Items from an interface collection:
• • • •

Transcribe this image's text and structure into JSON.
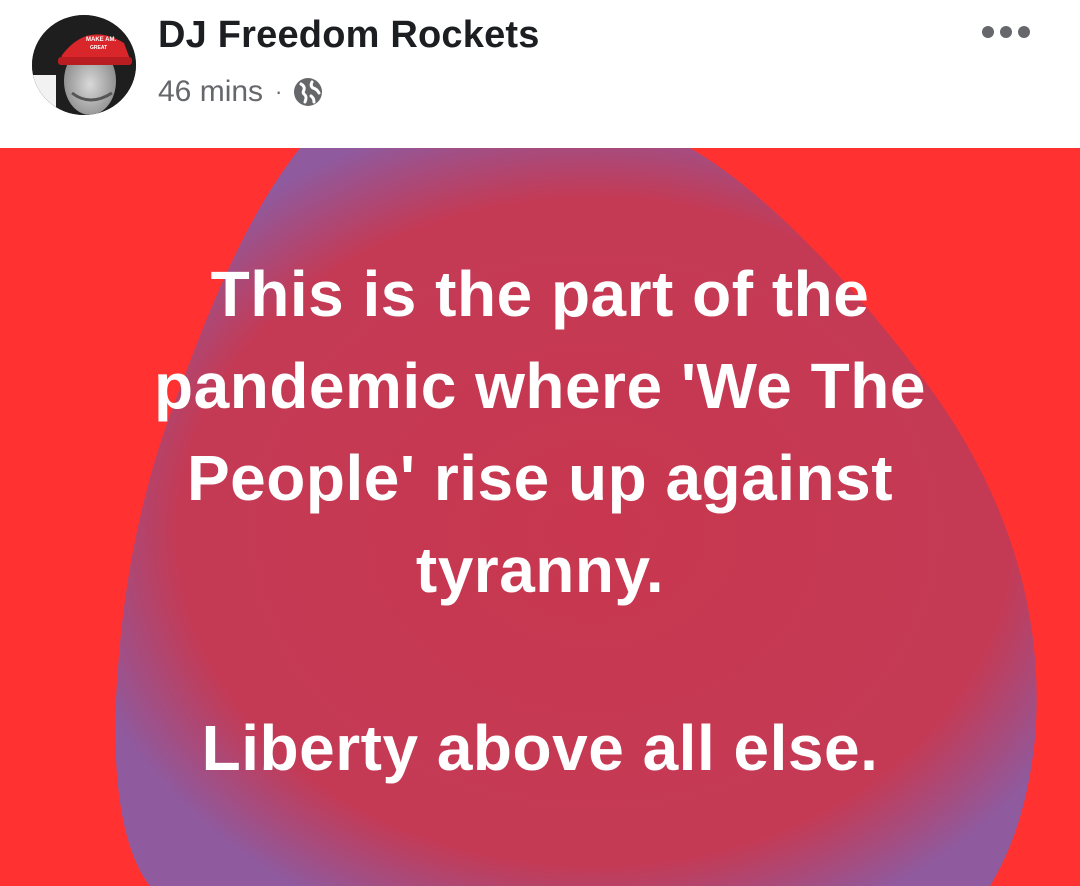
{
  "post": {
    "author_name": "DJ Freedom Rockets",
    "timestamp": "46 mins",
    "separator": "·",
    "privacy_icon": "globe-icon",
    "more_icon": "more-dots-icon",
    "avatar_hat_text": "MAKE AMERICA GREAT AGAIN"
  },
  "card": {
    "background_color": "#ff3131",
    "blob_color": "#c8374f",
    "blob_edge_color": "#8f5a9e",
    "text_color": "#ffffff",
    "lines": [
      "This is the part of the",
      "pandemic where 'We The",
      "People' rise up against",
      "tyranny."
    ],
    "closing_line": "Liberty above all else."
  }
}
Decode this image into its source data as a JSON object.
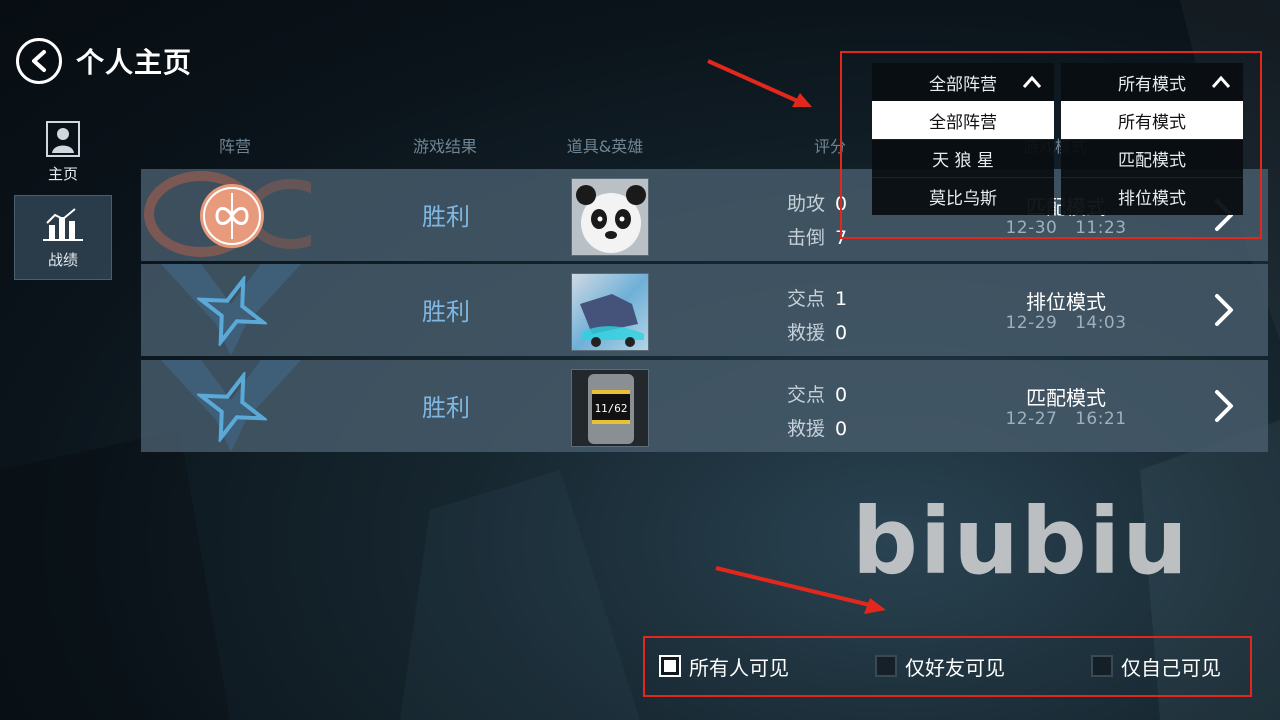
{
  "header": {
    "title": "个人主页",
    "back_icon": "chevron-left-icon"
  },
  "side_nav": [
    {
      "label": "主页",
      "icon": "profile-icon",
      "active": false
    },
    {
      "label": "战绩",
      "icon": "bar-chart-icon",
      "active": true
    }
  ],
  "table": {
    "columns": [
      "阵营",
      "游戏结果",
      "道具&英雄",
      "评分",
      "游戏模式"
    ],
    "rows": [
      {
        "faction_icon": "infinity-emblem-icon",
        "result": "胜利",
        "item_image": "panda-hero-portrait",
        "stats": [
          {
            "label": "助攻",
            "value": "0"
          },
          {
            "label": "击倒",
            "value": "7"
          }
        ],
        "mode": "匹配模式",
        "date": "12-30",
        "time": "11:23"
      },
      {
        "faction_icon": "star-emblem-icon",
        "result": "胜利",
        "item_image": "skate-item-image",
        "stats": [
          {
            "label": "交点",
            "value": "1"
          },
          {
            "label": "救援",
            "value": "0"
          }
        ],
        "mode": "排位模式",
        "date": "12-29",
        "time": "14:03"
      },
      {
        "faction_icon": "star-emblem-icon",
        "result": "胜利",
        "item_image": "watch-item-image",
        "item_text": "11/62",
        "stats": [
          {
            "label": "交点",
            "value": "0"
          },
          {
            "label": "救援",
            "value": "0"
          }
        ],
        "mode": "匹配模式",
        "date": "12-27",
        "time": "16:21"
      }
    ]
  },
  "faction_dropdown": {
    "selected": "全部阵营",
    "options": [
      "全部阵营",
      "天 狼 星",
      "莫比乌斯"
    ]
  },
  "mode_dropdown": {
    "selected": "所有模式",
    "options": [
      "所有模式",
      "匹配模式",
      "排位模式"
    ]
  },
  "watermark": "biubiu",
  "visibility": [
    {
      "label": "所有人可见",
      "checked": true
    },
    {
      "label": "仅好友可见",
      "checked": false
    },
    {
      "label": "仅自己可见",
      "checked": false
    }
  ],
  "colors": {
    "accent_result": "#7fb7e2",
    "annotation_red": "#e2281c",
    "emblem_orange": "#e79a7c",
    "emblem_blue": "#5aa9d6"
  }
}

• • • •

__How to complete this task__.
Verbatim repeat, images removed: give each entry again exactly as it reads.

__Response to the task__.
Transcribe this image's text and structure into JSON.
{
  "post": {
    "author_name": "DJ Freedom Rockets",
    "timestamp": "46 mins",
    "separator": "·",
    "privacy_icon": "globe-icon",
    "more_icon": "more-dots-icon",
    "avatar_hat_text": "MAKE AMERICA GREAT AGAIN"
  },
  "card": {
    "background_color": "#ff3131",
    "blob_color": "#c8374f",
    "blob_edge_color": "#8f5a9e",
    "text_color": "#ffffff",
    "lines": [
      "This is the part of the",
      "pandemic where 'We The",
      "People' rise up against",
      "tyranny."
    ],
    "closing_line": "Liberty above all else."
  }
}
Decode this image into its source data as a JSON object.
{
  "header": {
    "title": "个人主页",
    "back_icon": "chevron-left-icon"
  },
  "side_nav": [
    {
      "label": "主页",
      "icon": "profile-icon",
      "active": false
    },
    {
      "label": "战绩",
      "icon": "bar-chart-icon",
      "active": true
    }
  ],
  "table": {
    "columns": [
      "阵营",
      "游戏结果",
      "道具&英雄",
      "评分",
      "游戏模式"
    ],
    "rows": [
      {
        "faction_icon": "infinity-emblem-icon",
        "result": "胜利",
        "item_image": "panda-hero-portrait",
        "stats": [
          {
            "label": "助攻",
            "value": "0"
          },
          {
            "label": "击倒",
            "value": "7"
          }
        ],
        "mode": "匹配模式",
        "date": "12-30",
        "time": "11:23"
      },
      {
        "faction_icon": "star-emblem-icon",
        "result": "胜利",
        "item_image": "skate-item-image",
        "stats": [
          {
            "label": "交点",
            "value": "1"
          },
          {
            "label": "救援",
            "value": "0"
          }
        ],
        "mode": "排位模式",
        "date": "12-29",
        "time": "14:03"
      },
      {
        "faction_icon": "star-emblem-icon",
        "result": "胜利",
        "item_image": "watch-item-image",
        "item_text": "11/62",
        "stats": [
          {
            "label": "交点",
            "value": "0"
          },
          {
            "label": "救援",
            "value": "0"
          }
        ],
        "mode": "匹配模式",
        "date": "12-27",
        "time": "16:21"
      }
    ]
  },
  "faction_dropdown": {
    "selected": "全部阵营",
    "options": [
      "全部阵营",
      "天 狼 星",
      "莫比乌斯"
    ]
  },
  "mode_dropdown": {
    "selected": "所有模式",
    "options": [
      "所有模式",
      "匹配模式",
      "排位模式"
    ]
  },
  "watermark": "biubiu",
  "visibility": [
    {
      "label": "所有人可见",
      "checked": true
    },
    {
      "label": "仅好友可见",
      "checked": false
    },
    {
      "label": "仅自己可见",
      "checked": false
    }
  ],
  "colors": {
    "accent_result": "#7fb7e2",
    "annotation_red": "#e2281c",
    "emblem_orange": "#e79a7c",
    "emblem_blue": "#5aa9d6"
  }
}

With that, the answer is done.